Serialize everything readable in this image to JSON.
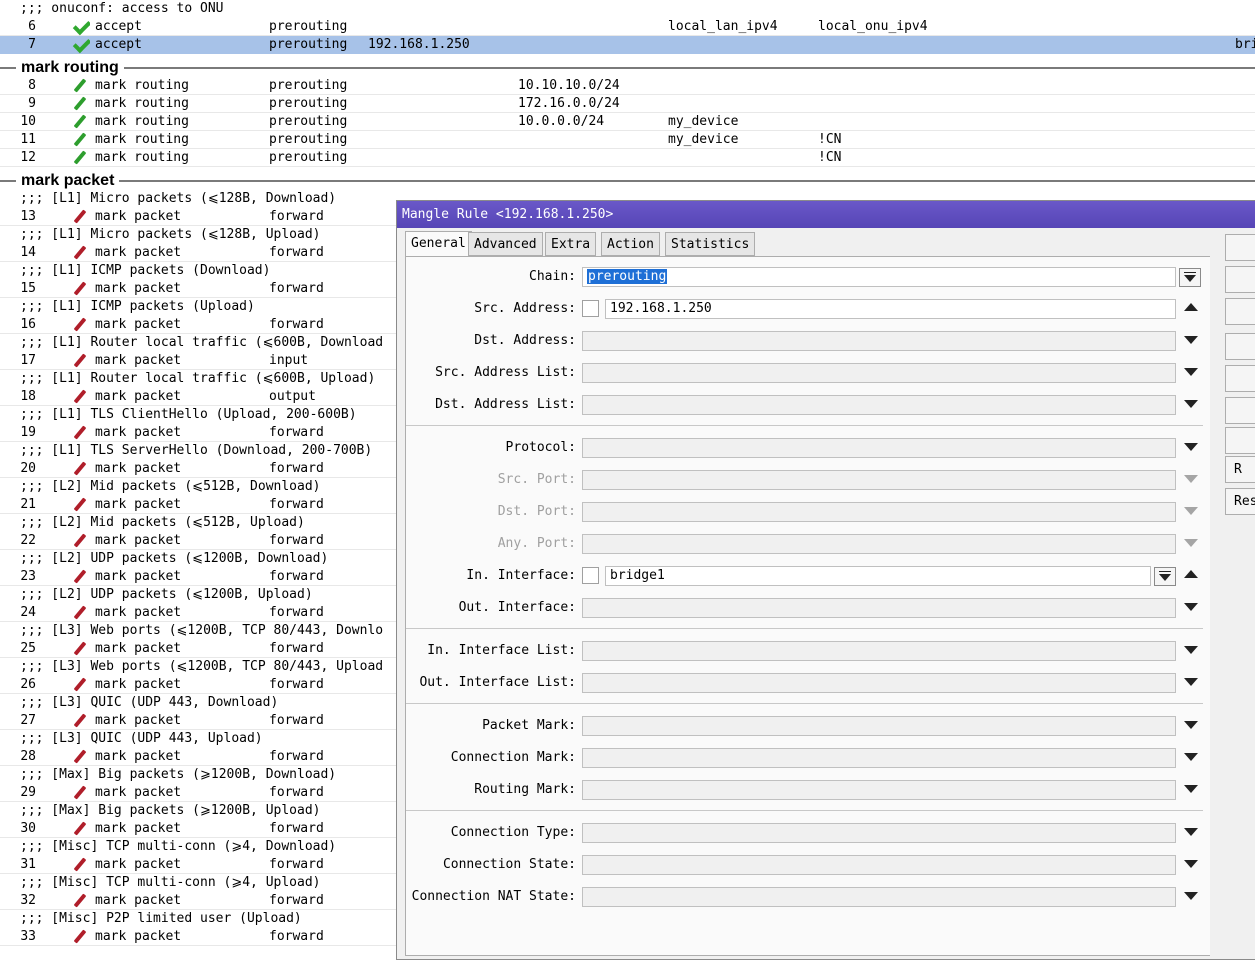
{
  "rows": [
    {
      "type": "comment",
      "text": ";;; onuconf: access to ONU",
      "top": 0
    },
    {
      "type": "rule",
      "num": "6",
      "icon": "check-icon",
      "action": "accept",
      "chain": "prerouting",
      "src": "",
      "dst": "",
      "src_list": "local_lan_ipv4",
      "dst_list": "local_onu_ipv4",
      "extra": ""
    },
    {
      "type": "rule",
      "num": "7",
      "icon": "check-icon",
      "action": "accept",
      "chain": "prerouting",
      "src": "192.168.1.250",
      "dst": "",
      "src_list": "",
      "dst_list": "",
      "extra": "bri",
      "selected": true
    }
  ],
  "section_routing": "mark routing",
  "routing_rows": [
    {
      "num": "8",
      "action": "mark routing",
      "chain": "prerouting",
      "src": "",
      "dst": "10.10.10.0/24",
      "src_list": "",
      "dst_list": ""
    },
    {
      "num": "9",
      "action": "mark routing",
      "chain": "prerouting",
      "src": "",
      "dst": "172.16.0.0/24",
      "src_list": "",
      "dst_list": ""
    },
    {
      "num": "10",
      "action": "mark routing",
      "chain": "prerouting",
      "src": "",
      "dst": "10.0.0.0/24",
      "src_list": "my_device",
      "dst_list": ""
    },
    {
      "num": "11",
      "action": "mark routing",
      "chain": "prerouting",
      "src": "",
      "dst": "",
      "src_list": "my_device",
      "dst_list": "!CN"
    },
    {
      "num": "12",
      "action": "mark routing",
      "chain": "prerouting",
      "src": "",
      "dst": "",
      "src_list": "",
      "dst_list": "!CN"
    }
  ],
  "section_packet": "mark packet",
  "packet_rows": [
    {
      "comment": ";;; [L1] Micro packets (⩽128B, Download)",
      "num": "13",
      "action": "mark packet",
      "chain": "forward"
    },
    {
      "comment": ";;; [L1] Micro packets (⩽128B, Upload)",
      "num": "14",
      "action": "mark packet",
      "chain": "forward"
    },
    {
      "comment": ";;; [L1] ICMP packets (Download)",
      "num": "15",
      "action": "mark packet",
      "chain": "forward"
    },
    {
      "comment": ";;; [L1] ICMP packets (Upload)",
      "num": "16",
      "action": "mark packet",
      "chain": "forward"
    },
    {
      "comment": ";;; [L1] Router local traffic (⩽600B, Download",
      "num": "17",
      "action": "mark packet",
      "chain": "input"
    },
    {
      "comment": ";;; [L1] Router local traffic (⩽600B, Upload)",
      "num": "18",
      "action": "mark packet",
      "chain": "output"
    },
    {
      "comment": ";;; [L1] TLS ClientHello (Upload, 200-600B)",
      "num": "19",
      "action": "mark packet",
      "chain": "forward"
    },
    {
      "comment": ";;; [L1] TLS ServerHello (Download, 200-700B)",
      "num": "20",
      "action": "mark packet",
      "chain": "forward"
    },
    {
      "comment": ";;; [L2] Mid packets (⩽512B, Download)",
      "num": "21",
      "action": "mark packet",
      "chain": "forward"
    },
    {
      "comment": ";;; [L2] Mid packets (⩽512B, Upload)",
      "num": "22",
      "action": "mark packet",
      "chain": "forward"
    },
    {
      "comment": ";;; [L2] UDP packets (⩽1200B, Download)",
      "num": "23",
      "action": "mark packet",
      "chain": "forward"
    },
    {
      "comment": ";;; [L2] UDP packets (⩽1200B, Upload)",
      "num": "24",
      "action": "mark packet",
      "chain": "forward"
    },
    {
      "comment": ";;; [L3] Web ports (⩽1200B, TCP 80/443, Downlo",
      "num": "25",
      "action": "mark packet",
      "chain": "forward"
    },
    {
      "comment": ";;; [L3] Web ports (⩽1200B, TCP 80/443, Upload",
      "num": "26",
      "action": "mark packet",
      "chain": "forward"
    },
    {
      "comment": ";;; [L3] QUIC (UDP 443, Download)",
      "num": "27",
      "action": "mark packet",
      "chain": "forward"
    },
    {
      "comment": ";;; [L3] QUIC (UDP 443, Upload)",
      "num": "28",
      "action": "mark packet",
      "chain": "forward"
    },
    {
      "comment": ";;; [Max] Big packets (⩾1200B, Download)",
      "num": "29",
      "action": "mark packet",
      "chain": "forward"
    },
    {
      "comment": ";;; [Max] Big packets (⩾1200B, Upload)",
      "num": "30",
      "action": "mark packet",
      "chain": "forward"
    },
    {
      "comment": ";;; [Misc] TCP multi-conn (⩾4, Download)",
      "num": "31",
      "action": "mark packet",
      "chain": "forward"
    },
    {
      "comment": ";;; [Misc] TCP multi-conn (⩾4, Upload)",
      "num": "32",
      "action": "mark packet",
      "chain": "forward"
    },
    {
      "comment": ";;; [Misc] P2P limited user (Upload)",
      "num": "33",
      "action": "mark packet",
      "chain": "forward"
    }
  ],
  "dialog": {
    "title": "Mangle Rule <192.168.1.250>",
    "tabs": [
      "General",
      "Advanced",
      "Extra",
      "Action",
      "Statistics"
    ],
    "active_tab": "General",
    "fields": {
      "chain": {
        "label": "Chain:",
        "value": "prerouting"
      },
      "src_address": {
        "label": "Src. Address:",
        "value": "192.168.1.250"
      },
      "dst_address": {
        "label": "Dst. Address:",
        "value": ""
      },
      "src_address_list": {
        "label": "Src. Address List:",
        "value": ""
      },
      "dst_address_list": {
        "label": "Dst. Address List:",
        "value": ""
      },
      "protocol": {
        "label": "Protocol:",
        "value": ""
      },
      "src_port": {
        "label": "Src. Port:",
        "value": ""
      },
      "dst_port": {
        "label": "Dst. Port:",
        "value": ""
      },
      "any_port": {
        "label": "Any. Port:",
        "value": ""
      },
      "in_interface": {
        "label": "In. Interface:",
        "value": "bridge1"
      },
      "out_interface": {
        "label": "Out. Interface:",
        "value": ""
      },
      "in_interface_list": {
        "label": "In. Interface List:",
        "value": ""
      },
      "out_interface_list": {
        "label": "Out. Interface List:",
        "value": ""
      },
      "packet_mark": {
        "label": "Packet Mark:",
        "value": ""
      },
      "connection_mark": {
        "label": "Connection Mark:",
        "value": ""
      },
      "routing_mark": {
        "label": "Routing Mark:",
        "value": ""
      },
      "connection_type": {
        "label": "Connection Type:",
        "value": ""
      },
      "connection_state": {
        "label": "Connection State:",
        "value": ""
      },
      "connection_nat_state": {
        "label": "Connection NAT State:",
        "value": ""
      }
    },
    "side_buttons": [
      "",
      "",
      "",
      "",
      "",
      "",
      "",
      "R",
      "Res"
    ]
  }
}
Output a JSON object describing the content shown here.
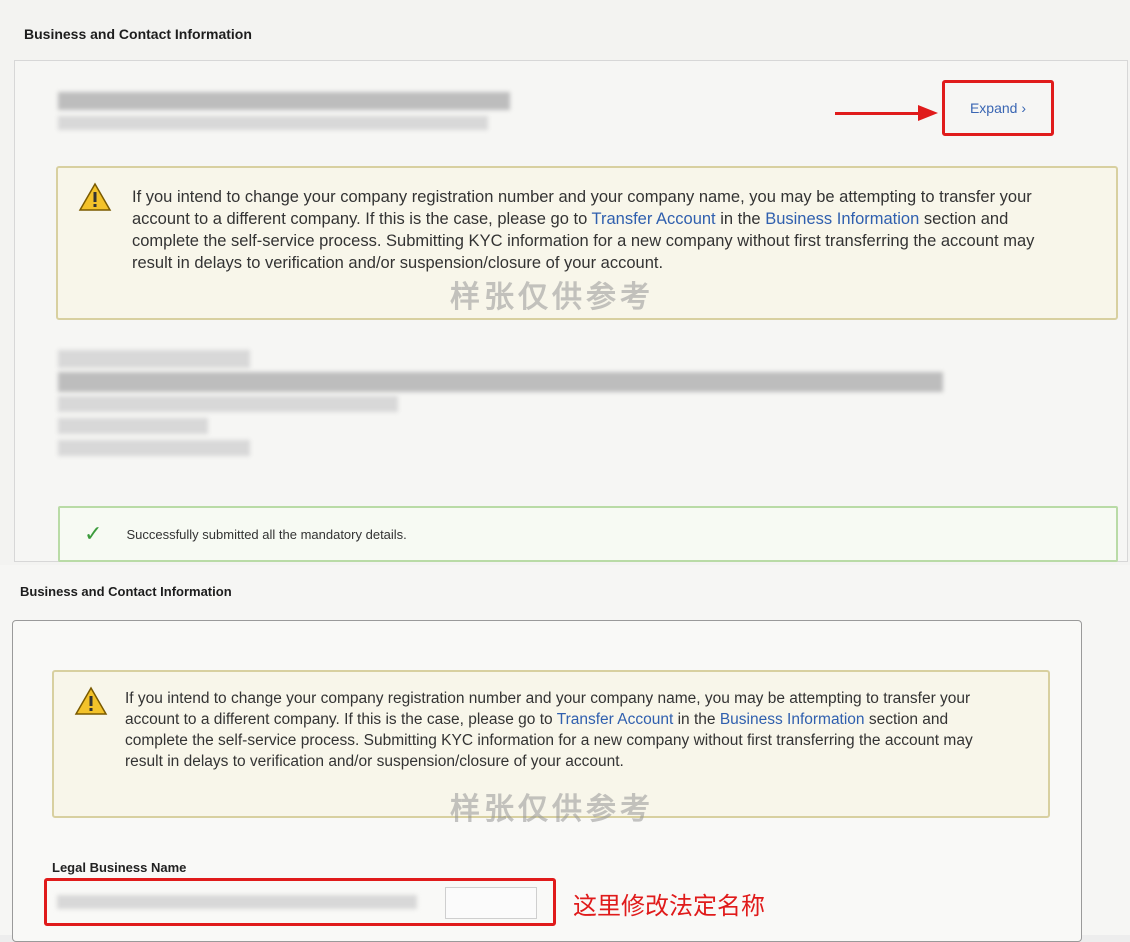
{
  "section1": {
    "title": "Business and Contact Information",
    "expand_label": "Expand ›",
    "warning": {
      "text_before_link1": "If you intend to change your company registration number and your company name, you may be attempting to transfer your account to a different company. If this is the case, please go to ",
      "link1": "Transfer Account",
      "text_between": " in the ",
      "link2": "Business Information",
      "text_after": " section and complete the self-service process. Submitting KYC information for a new company without first transferring the account may result in delays to verification and/or suspension/closure of your account."
    },
    "success_message": "Successfully submitted all the mandatory details.",
    "watermark": "样张仅供参考"
  },
  "section2": {
    "title": "Business and Contact Information",
    "warning": {
      "text_before_link1": "If you intend to change your company registration number and your company name, you may be attempting to transfer your account to a different company. If this is the case, please go to ",
      "link1": "Transfer Account",
      "text_between": " in the ",
      "link2": "Business Information",
      "text_after": " section and complete the self-service process. Submitting KYC information for a new company without first transferring the account may result in delays to verification and/or suspension/closure of your account."
    },
    "watermark": "样张仅供参考",
    "legal_name_label": "Legal Business Name",
    "legal_name_value": "",
    "annotation": "这里修改法定名称"
  },
  "colors": {
    "highlight": "#e01b1b",
    "link": "#2f5fae",
    "warning_border": "#d8d0a0",
    "success_border": "#b9dba6",
    "success_check": "#3c9b3c"
  },
  "icons": [
    "warning-triangle-icon",
    "checkmark-icon",
    "red-arrow-annotation"
  ]
}
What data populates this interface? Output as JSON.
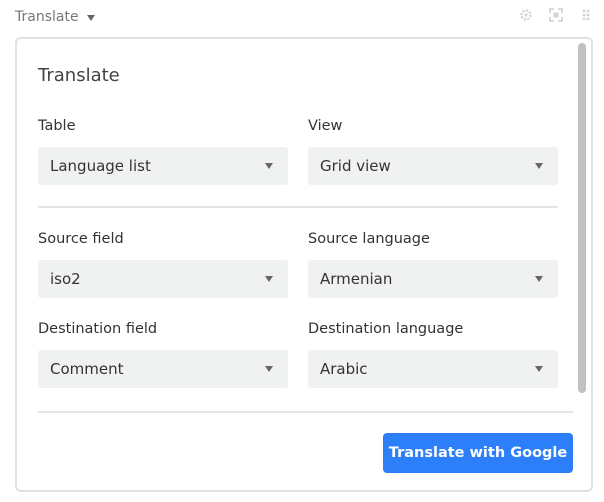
{
  "header": {
    "title": "Translate",
    "icons": [
      "gear-icon",
      "fullscreen-icon",
      "drag-handle-icon"
    ]
  },
  "panel": {
    "title": "Translate",
    "table": {
      "label": "Table",
      "value": "Language list"
    },
    "view": {
      "label": "View",
      "value": "Grid view"
    },
    "source_field": {
      "label": "Source field",
      "value": "iso2"
    },
    "source_language": {
      "label": "Source language",
      "value": "Armenian"
    },
    "destination_field": {
      "label": "Destination field",
      "value": "Comment"
    },
    "destination_language": {
      "label": "Destination language",
      "value": "Arabic"
    },
    "action_label": "Translate with Google"
  },
  "colors": {
    "primary": "#2d7ff9",
    "select_bg": "#f0f1f1",
    "border": "#e1e1e1"
  }
}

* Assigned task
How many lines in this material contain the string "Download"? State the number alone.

* Result
9